But remember this higher yield has to pay a higher yield to compensate for the higher risk that the company will default and you won't get your money. Remember bondholders and other creditors will come higher in the payout order than you. Higher return is usually a trade-off for higher risk—which is OK as long as you understand the risks you are taking.
2. They have higher income than ordinary shares in the same company (usually).
Because preference shares don't benefit from growth in dividends and capital value more of the return has to be paid out in dividends from the beginning. That makes preference shares a better option than ordinary shares for investors who plan to take the income, for example to live in on retirement. (See here for the difference between capital gains and income—the two ways you get a return on your investments.)
It is possible that over time if the ordinary shares have very high dividend growth they will end up paying a higher dividend than the preference shares but that is not guaranteed and make take a very long time, in any case.
3. They are more secure than ordinary shares.
Although you rank behind bondholders and other creditors in the payout order, preference share dividends have to be paid before ordinary dividends can be paid—so you are ahead of ordinary shareholders.
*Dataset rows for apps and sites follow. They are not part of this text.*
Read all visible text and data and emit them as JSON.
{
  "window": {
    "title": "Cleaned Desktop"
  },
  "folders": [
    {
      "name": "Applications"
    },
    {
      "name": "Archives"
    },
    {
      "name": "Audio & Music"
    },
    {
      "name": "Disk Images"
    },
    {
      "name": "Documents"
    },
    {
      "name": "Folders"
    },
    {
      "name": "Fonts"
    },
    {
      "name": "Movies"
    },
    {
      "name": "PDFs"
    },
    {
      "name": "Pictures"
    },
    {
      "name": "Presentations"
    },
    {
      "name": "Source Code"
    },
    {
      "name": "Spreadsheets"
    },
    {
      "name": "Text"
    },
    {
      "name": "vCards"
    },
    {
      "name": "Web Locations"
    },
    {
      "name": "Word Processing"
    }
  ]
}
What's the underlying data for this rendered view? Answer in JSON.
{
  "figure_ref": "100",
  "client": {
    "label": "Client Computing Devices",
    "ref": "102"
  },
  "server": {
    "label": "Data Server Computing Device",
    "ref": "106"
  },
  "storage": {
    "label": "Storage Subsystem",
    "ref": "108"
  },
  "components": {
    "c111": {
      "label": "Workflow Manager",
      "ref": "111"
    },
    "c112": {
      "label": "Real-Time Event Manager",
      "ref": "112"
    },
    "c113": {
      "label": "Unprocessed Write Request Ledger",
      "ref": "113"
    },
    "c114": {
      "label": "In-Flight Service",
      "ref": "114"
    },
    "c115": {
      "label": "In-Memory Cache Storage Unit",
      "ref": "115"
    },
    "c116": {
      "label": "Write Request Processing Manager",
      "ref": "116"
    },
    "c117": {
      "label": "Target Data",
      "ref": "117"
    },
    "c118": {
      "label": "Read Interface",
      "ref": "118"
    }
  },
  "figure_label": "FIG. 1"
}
Disadvantages of Investing in Preference Shares
1. They have igher risk than investing in the same company's corporate bonds.
The trade-off for a higher yield than on the company's bonds is that the bondholders will get paid first if the company runs out of money.
2. They have lower expected returns than ordinary shares.
Because ordinary shares get the benefit of future growth in dividends and capital value, on average ordinary shares will make more money in long run. However this isn't guaranteed, ordinary shares may also make less than the preference shares.
3. They may be harder to buy and sell.
There is a smaller market for preference shares generally, which means that is can be difficult to sell a lot of them in a hurry, without taking a lower price. However this is less of a problem if you own a small number of prefs in different companies rather than a lot in one company, or if you plan to hold on to them for a long time.
4. Inflation can reduce their value
If the dividends on the preference shares are fixed in monetary terms (in other words with no inflation adjustment) then higher than expected inflation will reduce the real value of the dividends paid.
Also if inflation expectations change then the capital value of the preference shares might fall as investors require a higher return (i.e., a cheaper price) in order to buy them off you.
Preference shares can be thought of as an investment "in between" equivalent shares and corporate bonds. Another kind of investment which also shares some qualities of both bonds and shares is commercial property.
Preference shares can be a valuable addition to an investment portfolio, particularly for an investor who wants a high income. But like all investments you need to make sure that this choice fits your needs and that you are willing and able to accept the risks that come with any investment.
This article is accurate and true to the best of the author’s knowledge. Content is for informational or entertainment purposes only and does not substitute for personal counsel or professional advice in business, financial, legal, or technical matters.
© 2013 Cruncher